Dr. William J. Meggs is a Medical Toxicologist and Emergency Physician practicing at Vidant Medical Center in Greenville, North Carolina. He is Professor of Emergency Medicine and Chief of the Division of Toxicology at the Brody School of Medicine at East Carolina University. His research interests include chronic effects of organophosphate poisoning and first aid and other treatments for poisonous snake and spider bites. He was a toxicology fellow at the New York City Poison Center and the recipient of the 2010 American College of Medical Toxicology award for outstanding contributions to toxicology research. 

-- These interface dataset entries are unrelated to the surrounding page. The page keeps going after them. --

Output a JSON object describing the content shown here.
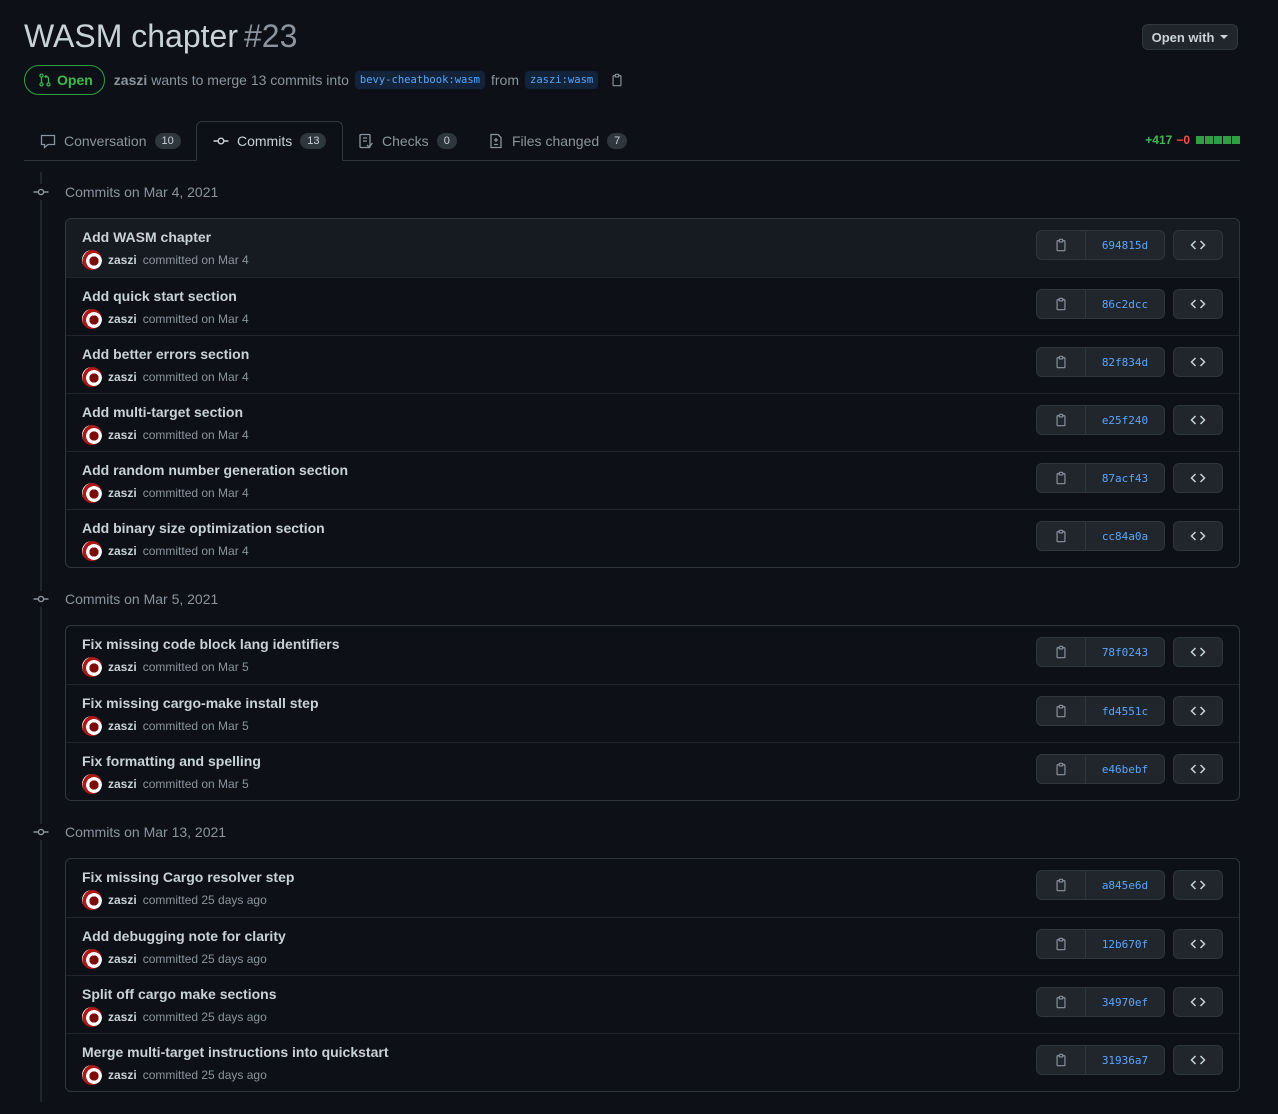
{
  "pr": {
    "title": "WASM chapter",
    "number": "#23",
    "state": "Open",
    "author": "zaszi",
    "merge_text": "wants to merge 13 commits into",
    "base_branch": "bevy-cheatbook:wasm",
    "from_text": "from",
    "head_branch": "zaszi:wasm"
  },
  "header": {
    "open_with_label": "Open with"
  },
  "tabs": [
    {
      "label": "Conversation",
      "count": "10",
      "icon": "comment-icon"
    },
    {
      "label": "Commits",
      "count": "13",
      "icon": "git-commit-icon"
    },
    {
      "label": "Checks",
      "count": "0",
      "icon": "checklist-icon"
    },
    {
      "label": "Files changed",
      "count": "7",
      "icon": "file-diff-icon"
    }
  ],
  "diffstat": {
    "additions": "+417",
    "deletions": "−0",
    "color_add": "#3fb950",
    "color_del": "#f85149"
  },
  "groups": [
    {
      "heading": "Commits on Mar 4, 2021",
      "commits": [
        {
          "message": "Add WASM chapter",
          "author": "zaszi",
          "time": "committed on Mar 4",
          "sha": "694815d"
        },
        {
          "message": "Add quick start section",
          "author": "zaszi",
          "time": "committed on Mar 4",
          "sha": "86c2dcc"
        },
        {
          "message": "Add better errors section",
          "author": "zaszi",
          "time": "committed on Mar 4",
          "sha": "82f834d"
        },
        {
          "message": "Add multi-target section",
          "author": "zaszi",
          "time": "committed on Mar 4",
          "sha": "e25f240"
        },
        {
          "message": "Add random number generation section",
          "author": "zaszi",
          "time": "committed on Mar 4",
          "sha": "87acf43"
        },
        {
          "message": "Add binary size optimization section",
          "author": "zaszi",
          "time": "committed on Mar 4",
          "sha": "cc84a0a"
        }
      ]
    },
    {
      "heading": "Commits on Mar 5, 2021",
      "commits": [
        {
          "message": "Fix missing code block lang identifiers",
          "author": "zaszi",
          "time": "committed on Mar 5",
          "sha": "78f0243"
        },
        {
          "message": "Fix missing cargo-make install step",
          "author": "zaszi",
          "time": "committed on Mar 5",
          "sha": "fd4551c"
        },
        {
          "message": "Fix formatting and spelling",
          "author": "zaszi",
          "time": "committed on Mar 5",
          "sha": "e46bebf"
        }
      ]
    },
    {
      "heading": "Commits on Mar 13, 2021",
      "commits": [
        {
          "message": "Fix missing Cargo resolver step",
          "author": "zaszi",
          "time": "committed 25 days ago",
          "sha": "a845e6d"
        },
        {
          "message": "Add debugging note for clarity",
          "author": "zaszi",
          "time": "committed 25 days ago",
          "sha": "12b670f"
        },
        {
          "message": "Split off cargo make sections",
          "author": "zaszi",
          "time": "committed 25 days ago",
          "sha": "34970ef"
        },
        {
          "message": "Merge multi-target instructions into quickstart",
          "author": "zaszi",
          "time": "committed 25 days ago",
          "sha": "31936a7"
        }
      ]
    }
  ]
}
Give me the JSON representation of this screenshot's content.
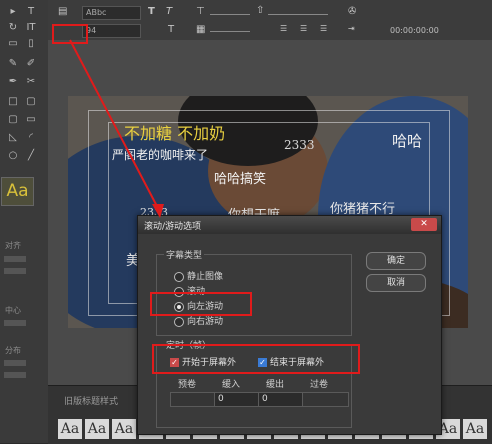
{
  "toolbar": {
    "font_combo": "ABbc",
    "size_combo": "94",
    "bold_icon": "T",
    "italic_icon": "T",
    "timecode": "00:00:00:00"
  },
  "left_panel": {
    "text_style_sample": "Aa",
    "section_labels": [
      "对齐",
      "中心",
      "分布"
    ]
  },
  "video_overlay": {
    "line1": "不加糖 不加奶",
    "line2": "严阁老的咖啡来了",
    "line3": "哈哈搞笑",
    "hash1": "2333",
    "haha": "哈哈",
    "hash2": "2333",
    "line_partial_a": "你想干嘛",
    "line_partial_b": "你猪猪不行",
    "line_partial_c": "美"
  },
  "bottom_panel": {
    "label": "旧版标题样式",
    "style_samples": [
      "Aa",
      "Aa",
      "Aa",
      "Aa",
      "Aa",
      "Aa",
      "Aa",
      "Aa",
      "Aa",
      "Aa",
      "Aa",
      "Aa",
      "Aa",
      "Aa",
      "Aa",
      "Aa"
    ]
  },
  "dialog": {
    "title": "滚动/游动选项",
    "close_label": "✕",
    "ok_label": "确定",
    "cancel_label": "取消",
    "group_caption_type": "字幕类型",
    "options": [
      {
        "label": "静止图像",
        "selected": false
      },
      {
        "label": "滚动",
        "selected": false
      },
      {
        "label": "向左游动",
        "selected": true
      },
      {
        "label": "向右游动",
        "selected": false
      }
    ],
    "group_timing": "定时（帧）",
    "start_offscreen_label": "开始于屏幕外",
    "end_offscreen_label": "结束于屏幕外",
    "start_offscreen_checked": true,
    "end_offscreen_checked": true,
    "columns": [
      "预卷",
      "缓入",
      "缓出",
      "过卷"
    ],
    "values": [
      "",
      "0",
      "0",
      ""
    ]
  },
  "colors": {
    "annotation_red": "#e01b1b",
    "caption_yellow": "#e8d040",
    "checkbox_red": "#c94a4a",
    "checkbox_blue": "#3a7bd5"
  }
}
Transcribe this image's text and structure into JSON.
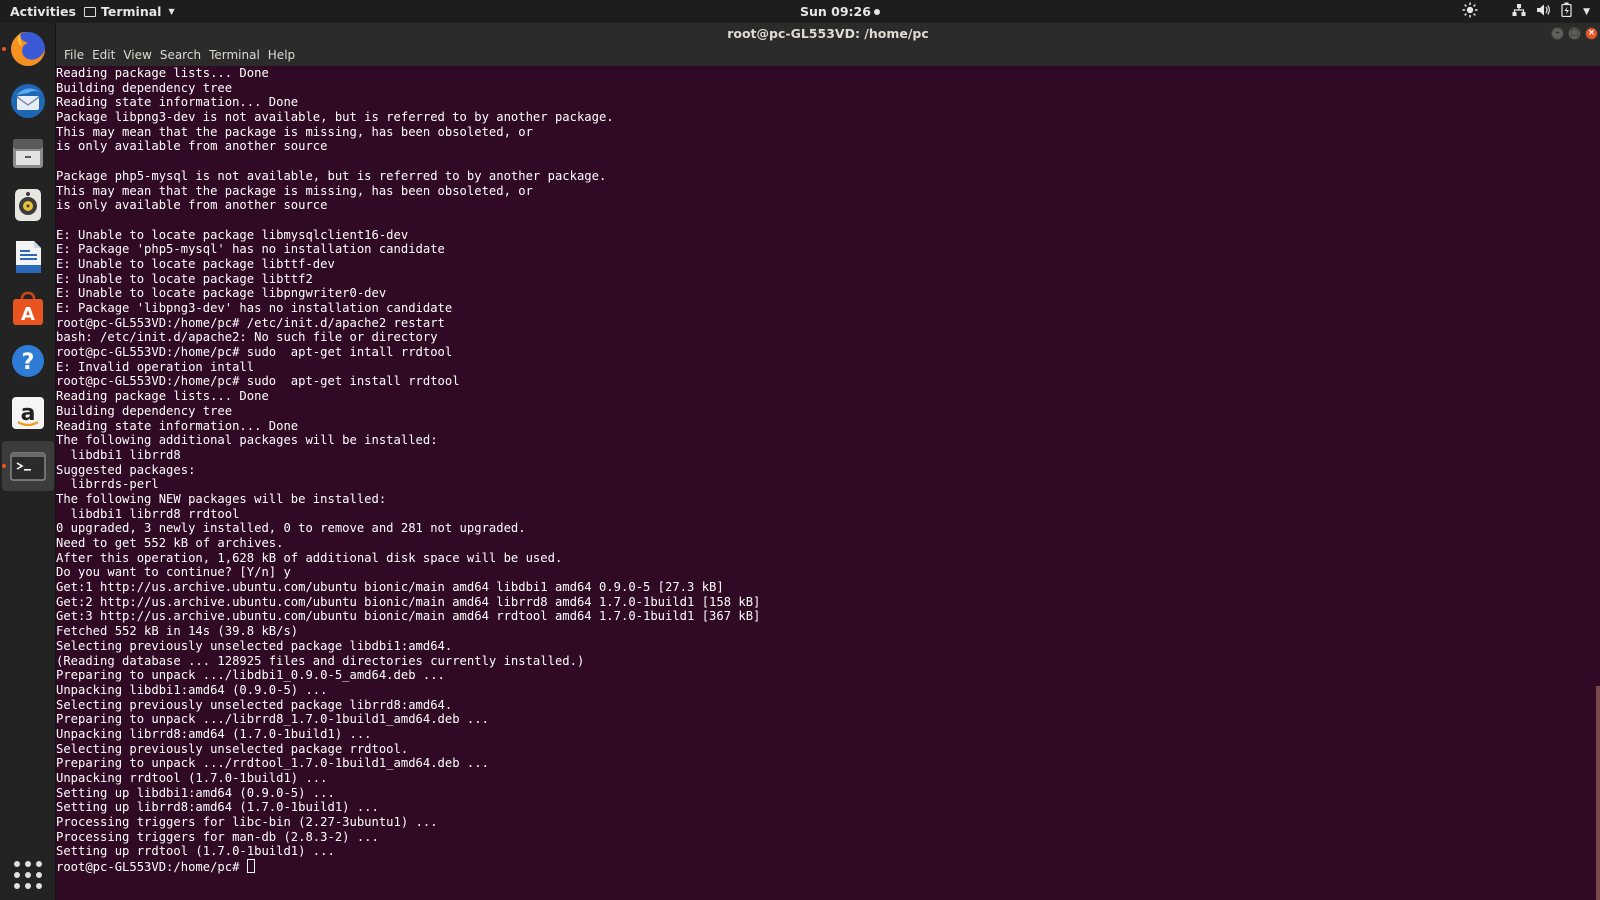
{
  "topbar": {
    "activities": "Activities",
    "app_name": "Terminal",
    "clock": "Sun 09:26"
  },
  "window": {
    "title": "root@pc-GL553VD: /home/pc"
  },
  "menubar": {
    "items": [
      "File",
      "Edit",
      "View",
      "Search",
      "Terminal",
      "Help"
    ]
  },
  "dock": {
    "items": [
      "firefox-icon",
      "thunderbird-icon",
      "files-icon",
      "rhythmbox-icon",
      "libreoffice-writer-icon",
      "software-center-icon",
      "help-icon",
      "amazon-icon",
      "terminal-icon"
    ]
  },
  "terminal": {
    "lines": [
      "Reading package lists... Done",
      "Building dependency tree",
      "Reading state information... Done",
      "Package libpng3-dev is not available, but is referred to by another package.",
      "This may mean that the package is missing, has been obsoleted, or",
      "is only available from another source",
      "",
      "Package php5-mysql is not available, but is referred to by another package.",
      "This may mean that the package is missing, has been obsoleted, or",
      "is only available from another source",
      "",
      "E: Unable to locate package libmysqlclient16-dev",
      "E: Package 'php5-mysql' has no installation candidate",
      "E: Unable to locate package libttf-dev",
      "E: Unable to locate package libttf2",
      "E: Unable to locate package libpngwriter0-dev",
      "E: Package 'libpng3-dev' has no installation candidate",
      "root@pc-GL553VD:/home/pc# /etc/init.d/apache2 restart",
      "bash: /etc/init.d/apache2: No such file or directory",
      "root@pc-GL553VD:/home/pc# sudo  apt-get intall rrdtool",
      "E: Invalid operation intall",
      "root@pc-GL553VD:/home/pc# sudo  apt-get install rrdtool",
      "Reading package lists... Done",
      "Building dependency tree",
      "Reading state information... Done",
      "The following additional packages will be installed:",
      "  libdbi1 librrd8",
      "Suggested packages:",
      "  librrds-perl",
      "The following NEW packages will be installed:",
      "  libdbi1 librrd8 rrdtool",
      "0 upgraded, 3 newly installed, 0 to remove and 281 not upgraded.",
      "Need to get 552 kB of archives.",
      "After this operation, 1,628 kB of additional disk space will be used.",
      "Do you want to continue? [Y/n] y",
      "Get:1 http://us.archive.ubuntu.com/ubuntu bionic/main amd64 libdbi1 amd64 0.9.0-5 [27.3 kB]",
      "Get:2 http://us.archive.ubuntu.com/ubuntu bionic/main amd64 librrd8 amd64 1.7.0-1build1 [158 kB]",
      "Get:3 http://us.archive.ubuntu.com/ubuntu bionic/main amd64 rrdtool amd64 1.7.0-1build1 [367 kB]",
      "Fetched 552 kB in 14s (39.8 kB/s)",
      "Selecting previously unselected package libdbi1:amd64.",
      "(Reading database ... 128925 files and directories currently installed.)",
      "Preparing to unpack .../libdbi1_0.9.0-5_amd64.deb ...",
      "Unpacking libdbi1:amd64 (0.9.0-5) ...",
      "Selecting previously unselected package librrd8:amd64.",
      "Preparing to unpack .../librrd8_1.7.0-1build1_amd64.deb ...",
      "Unpacking librrd8:amd64 (1.7.0-1build1) ...",
      "Selecting previously unselected package rrdtool.",
      "Preparing to unpack .../rrdtool_1.7.0-1build1_amd64.deb ...",
      "Unpacking rrdtool (1.7.0-1build1) ...",
      "Setting up libdbi1:amd64 (0.9.0-5) ...",
      "Setting up librrd8:amd64 (1.7.0-1build1) ...",
      "Processing triggers for libc-bin (2.27-3ubuntu1) ...",
      "Processing triggers for man-db (2.8.3-2) ...",
      "Setting up rrdtool (1.7.0-1build1) ..."
    ],
    "prompt": "root@pc-GL553VD:/home/pc# "
  },
  "colors": {
    "terminal_bg": "#300a24",
    "accent": "#e95420"
  }
}
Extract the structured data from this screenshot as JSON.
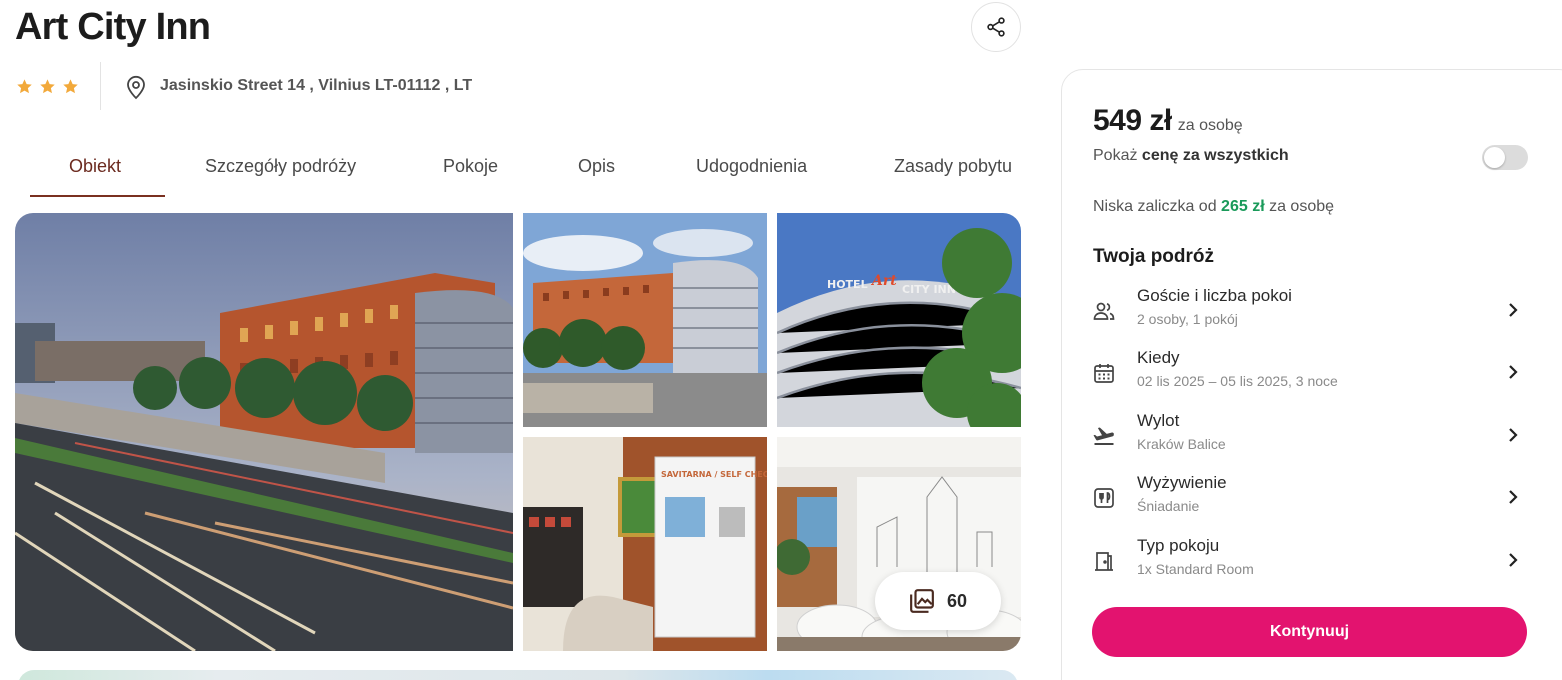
{
  "hotel": {
    "name": "Art City Inn",
    "stars": 3,
    "address": "Jasinskio Street 14 , Vilnius LT-01112 , LT"
  },
  "tabs": [
    {
      "label": "Obiekt",
      "active": true
    },
    {
      "label": "Szczegóły podróży",
      "active": false
    },
    {
      "label": "Pokoje",
      "active": false
    },
    {
      "label": "Opis",
      "active": false
    },
    {
      "label": "Udogodnienia",
      "active": false
    },
    {
      "label": "Zasady pobytu",
      "active": false
    }
  ],
  "gallery": {
    "photo_count": "60",
    "photos": [
      "hotel-exterior-highway",
      "hotel-exterior-day",
      "hotel-sign-facade",
      "lobby-self-check-in",
      "lobby-lounge"
    ]
  },
  "booking": {
    "price": "549 zł",
    "price_unit": "za osobę",
    "toggle_prefix": "Pokaż ",
    "toggle_bold": "cenę za wszystkich",
    "toggle_on": false,
    "deposit_prefix": "Niska zaliczka od ",
    "deposit_amount": "265 zł",
    "deposit_suffix": " za osobę",
    "trip_heading": "Twoja podróż",
    "trip_items": [
      {
        "icon": "guests-icon",
        "label": "Goście i liczba pokoi",
        "value": "2 osoby, 1 pokój"
      },
      {
        "icon": "calendar-icon",
        "label": "Kiedy",
        "value": "02 lis 2025 – 05 lis 2025, 3 noce"
      },
      {
        "icon": "plane-departure-icon",
        "label": "Wylot",
        "value": "Kraków Balice"
      },
      {
        "icon": "meal-icon",
        "label": "Wyżywienie",
        "value": "Śniadanie"
      },
      {
        "icon": "door-icon",
        "label": "Typ pokoju",
        "value": "1x Standard Room"
      }
    ],
    "cta_label": "Kontynuuj"
  },
  "colors": {
    "accent_pink": "#e3136f",
    "tab_active": "#6b2a1f",
    "star": "#f2a93b",
    "deposit_green": "#1a9a5a"
  }
}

Dr.Nathan Menke is a second year medical toxicology fellow at the University of Pittsburgh Medical Center. Dr. Menke received his medical degree at the Ohio State University in 2002; he completed his Emergency Medicine Residency at the Medical College of Virginia in 2005.  Dr. Menke completed his Ph.D. in Biochemistry and Molecular Biology from Virginia Commonwealth University in 2010.  Dr. Menke is board-certified in Emergency Medicine.


Dr. Christian A. Tomaszewski is faculty member at the emergency medicine residency at the University of California San Diego.  After training in EM at East Carolina University, he completed at clinical toxicology fellowship at Rocky Mountain Poison Center in Denver.  Simultaneously he trained and became boarded in underwater and hyperbaric medicine as well.  After serving as toxicology fellowship director and medical director of hyperbaric medicine at Carolinas Medical Center, he completed two emergency medicine enhancement projects in United Arab Emirates and Qatar.   After four years abroad, he joined the faculty at the UCSD, where he serves as associate director of emergency clinical services as well associate medical director for the local poison center.  His research interests continue to include carbon monoxide, cardiovascular toxins, and medication safety.